Some rackets come 'factory strung' from the manufacturers, while others are sold as 'Frame Only'. Advanced player rackets are usually sold as 'Frame Only' based on the assumption that an advanced player will have specific stringing requirements, including the type of string and tension.
Factory string rackets usually assume the playrs will want to 'pick up and play' with the rackets straight away and will not have specific requirements. As a result, they are usually string in 'all-round' polyester strings at mid-tension. We recommend sticking with these as a starting point if you are unsure what string or tension you would want instead. If you are considering a Frame Only racket, we have a separate guide on How to Choose Tennis Strings that you may find useful.
The grip size is the circumference of the handle of the racket, and the size you need will therefore depend on the size of your hand.
While the grip size is measured in inches, they are often converted into numbers ranging from Grip Size O to 5, or LO to L5. If you already have a racket and would like to get the same grip size, you can check the base of the handle to find out which grip size it is.
|European Grip size||US Grip size in inches|
|0 (L0 or G0)||4 inches|
|1 (L1 or G1)||4 1/8 inches|
|2 (L2 or G2)||4 1/4 inches|
|3 (L3 or G3)||4 3/8 inches|
|4 (L4 or G4)||4 1/2 inches|
|5 (L5 or G5)||4 5/8 inches|
There are two ways you can measure your grip size:

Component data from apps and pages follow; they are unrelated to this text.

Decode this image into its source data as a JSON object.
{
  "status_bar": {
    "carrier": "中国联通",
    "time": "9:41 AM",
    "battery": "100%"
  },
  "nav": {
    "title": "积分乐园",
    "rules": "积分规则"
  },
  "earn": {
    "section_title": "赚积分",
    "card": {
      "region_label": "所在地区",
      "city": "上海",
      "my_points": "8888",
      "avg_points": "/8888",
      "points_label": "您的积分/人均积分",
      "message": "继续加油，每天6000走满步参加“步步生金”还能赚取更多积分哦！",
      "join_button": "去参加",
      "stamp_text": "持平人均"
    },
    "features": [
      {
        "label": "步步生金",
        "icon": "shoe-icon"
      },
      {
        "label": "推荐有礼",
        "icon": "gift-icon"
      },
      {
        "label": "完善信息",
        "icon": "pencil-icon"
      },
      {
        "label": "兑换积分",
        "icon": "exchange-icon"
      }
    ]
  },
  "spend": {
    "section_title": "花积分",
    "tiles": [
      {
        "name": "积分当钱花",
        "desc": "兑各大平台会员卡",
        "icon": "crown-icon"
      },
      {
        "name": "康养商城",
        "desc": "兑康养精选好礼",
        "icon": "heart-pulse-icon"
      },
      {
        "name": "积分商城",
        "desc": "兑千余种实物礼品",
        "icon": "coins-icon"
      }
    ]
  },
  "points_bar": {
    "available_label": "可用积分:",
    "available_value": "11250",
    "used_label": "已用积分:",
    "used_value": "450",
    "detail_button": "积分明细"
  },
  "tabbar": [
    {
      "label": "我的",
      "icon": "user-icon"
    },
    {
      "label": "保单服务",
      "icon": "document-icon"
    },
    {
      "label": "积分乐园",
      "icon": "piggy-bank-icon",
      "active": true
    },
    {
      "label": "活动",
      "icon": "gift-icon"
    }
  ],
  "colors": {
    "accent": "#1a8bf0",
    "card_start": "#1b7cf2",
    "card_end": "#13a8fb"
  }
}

A rough way of finding out is by holding a racket in your normal forehand grip. If the racket is of the correct grip size, the distance between your palm and longest finger should approximately be the width of a finger (pictured below). If the gap is too small, it means you will need a larger grip size, and if the gap is too big you will need a smaller grip size.
If you do not have a racket available to measure, an alternative way is to measure your hand using a ruler. As pictured below, line up the ruler on your palm in line with the intersection of the thumb and fingers. The length from there to the top of your ring finger (next to the little finger) is roughly the right size. It must be noted that choosing a grip size is not an exact science. If you are between two sizes, you should go for the smaller one it you like to hit a lot of top spin as its easier grip to hit over the ball. For those who hit flatter, going for the larger one will allow for a more comfortable hitting experience.